online reading when you join Gateway to the Classics
CROSSING THE RUBICON
 ROME was the most powerful city in the world. The
Romans had conquered all the countries on the north
side of the Mediterranean Sea and most of those on the
south side. They also occupied the islands of the sea
and all that part of Asia that now belongs to Turkey.
Julius Cæsar, a man of wonderful courage and energy,
was sent with a large army into Gaul to conquer that
country also for Rome. Gaul was the region which we now
call France. It was inhabited by a great many warlike
tribes who fought against Cæsar with all their might
but were finally forced to submit.
For nine years Cæsar and his army served Rome loyally
and well. They took possession of all Gaul and made it
a Roman province. They crossed the Rhine and subdued a
part of Germany. They even went into Britain, which was
then a wild and savage country, and were the first to
make that island known to the civilized world.
But Cæsar had many enemies at home. They were jealous of
him because he had done such great
 deeds, and because the common people in Rome and other
parts of Italy praised him as a hero.
One of these persons, whose name was Pompey, had long
been the most powerful man in Rome. Like Cæsar, he was
the commander of a great army; but his army had done
very little to win the applause of the people. Pompey
saw that, unless something occurred to prevent it,
Cæsar would in time be his master. He therefore began
to lay plans to destroy him.
In another year the time of Cæsar's service in Gaul
would end. It was understood that he would then return
home and be elected consul, or ruler, of the mighty
republic of which Rome was the center. He would then be
the most powerful man in the world.
Pompey and other enemies of Cæsar were determined to
prevent this. They induced the Roman Senate to send a
command to Cæsar to leave his army in Gaul and come at
once to Rome. "If you do not obey this command," said
the Senate, "you shall be considered an enemy to the
Cæsar knew what that meant. If he went to Rome alone,
his enemies would make false accusations against him;
they would try him for treason; they would not permit
him to be elected consul.
 He therefore called the soldiers of his favorite legion
together and told them of the plot that had been made
for his ruin. The war-loving veterans who had followed
him through so many perils, and had helped him to win
so many victories, declared they would not leave him;
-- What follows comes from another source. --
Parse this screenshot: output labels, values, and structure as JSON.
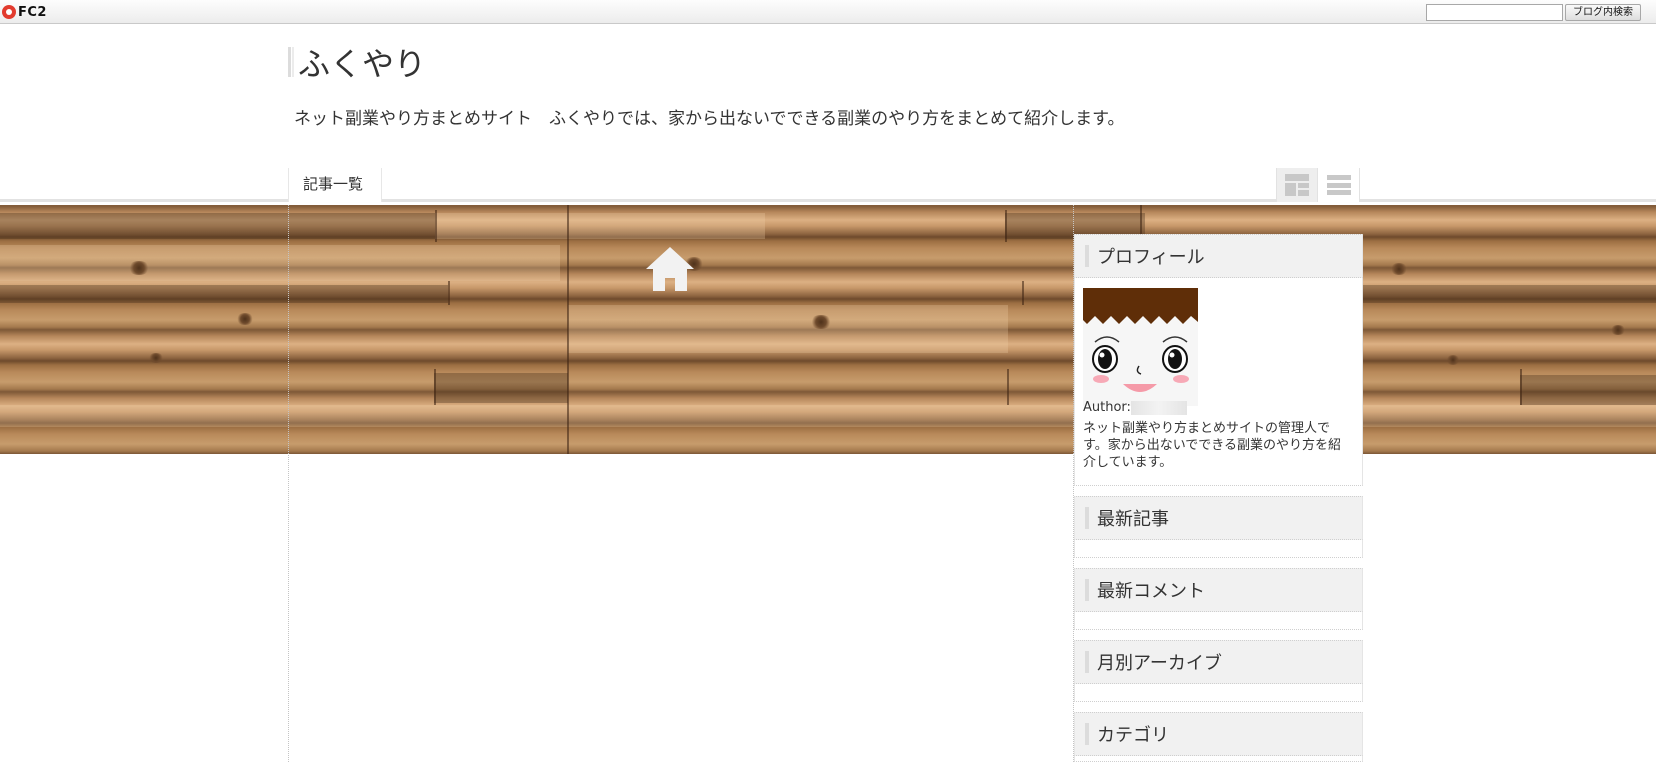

they would go with him to Rome and see that he received
the rewards that were his due; they would serve without
pay; they would even share with him the expenses of the
long march. In all the legion there was only one man
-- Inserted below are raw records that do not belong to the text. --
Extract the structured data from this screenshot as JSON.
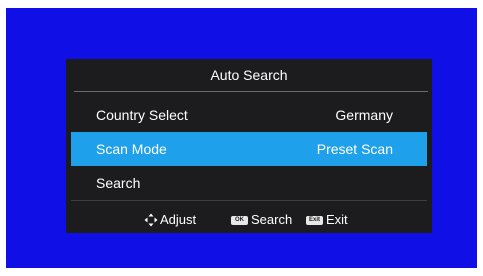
{
  "menu": {
    "title": "Auto Search",
    "rows": [
      {
        "label": "Country Select",
        "value": "Germany",
        "selected": false
      },
      {
        "label": "Scan Mode",
        "value": "Preset Scan",
        "selected": true
      },
      {
        "label": "Search",
        "value": "",
        "selected": false
      }
    ]
  },
  "footer": {
    "adjust": {
      "icon": "dpad-icon",
      "label": "Adjust"
    },
    "search": {
      "key": "OK",
      "label": "Search"
    },
    "exit": {
      "key": "Exit",
      "label": "Exit"
    }
  },
  "colors": {
    "background": "#1010e6",
    "panel": "#1c1c1e",
    "highlight": "#1ea0ea"
  }
}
who proved false to Cæsar.
The march to Italy was begun. The soldiers were even
more enthusiastic than Cæsar himself. They climbed
mountains, waded rivers, endured fatigue, faced all
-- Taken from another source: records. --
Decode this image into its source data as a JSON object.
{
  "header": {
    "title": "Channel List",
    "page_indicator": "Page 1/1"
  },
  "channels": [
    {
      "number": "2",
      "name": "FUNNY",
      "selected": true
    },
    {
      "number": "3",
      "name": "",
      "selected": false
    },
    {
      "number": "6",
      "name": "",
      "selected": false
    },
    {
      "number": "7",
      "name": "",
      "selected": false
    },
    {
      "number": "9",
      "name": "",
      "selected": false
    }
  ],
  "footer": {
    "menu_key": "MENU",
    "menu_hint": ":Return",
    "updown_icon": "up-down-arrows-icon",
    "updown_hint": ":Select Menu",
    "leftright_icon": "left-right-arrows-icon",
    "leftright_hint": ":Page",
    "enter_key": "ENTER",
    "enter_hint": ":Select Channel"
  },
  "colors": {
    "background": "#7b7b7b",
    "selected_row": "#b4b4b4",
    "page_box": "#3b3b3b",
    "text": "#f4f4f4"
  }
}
kinds of danger for the sake of their great leader.
At last they came to a little river called the
Rubicon. It was the boundary line of Cæsar's province
of Gaul; on the other side of it was Italy. Cæsar
paused a moment on the bank. He knew that to cross it
would be to declare war against Pompey and the Roman
Senate; it would involve all Rome in a fearful strife,
the end of which no man could foresee.
But he did not hesitate long. He gave the word and
rode boldly across the shallow stream.
"We have crossed the Rubicon," he cried as he
 reached the farther shore. "There is now no turning
Soon the news was carried to Rome: "Cæsar has crossed
the Rubicon;" and there was great dismay among those
who had plotted to destroy him. Pompey's soldiers
deserted him and hastened to join themselves to Cæsar's
army. The Roman senators and their friends made ready
to flee from the city.
"Cæsar has crossed the Rubicon!" was shouted along the
roads and byways leading to Rome; and the country
people turned out to meet and hail with joy the
The word was carried a second time to the city: "Cæsar
has crossed the Rubicon;" and the wild flight began.
Senators and public officers left everything behind and
hurried away to seek safety with Pompey. On foot, on
horseback, in litters, in carriages, they fled for
their lives—all because Cæsar had crossed the
Rubicon. Pompey was unable to protect them. He hurried
to the sea coast, and, with all who were able to
accompany him, sailed away to Greece.
Cæsar was the master of Rome.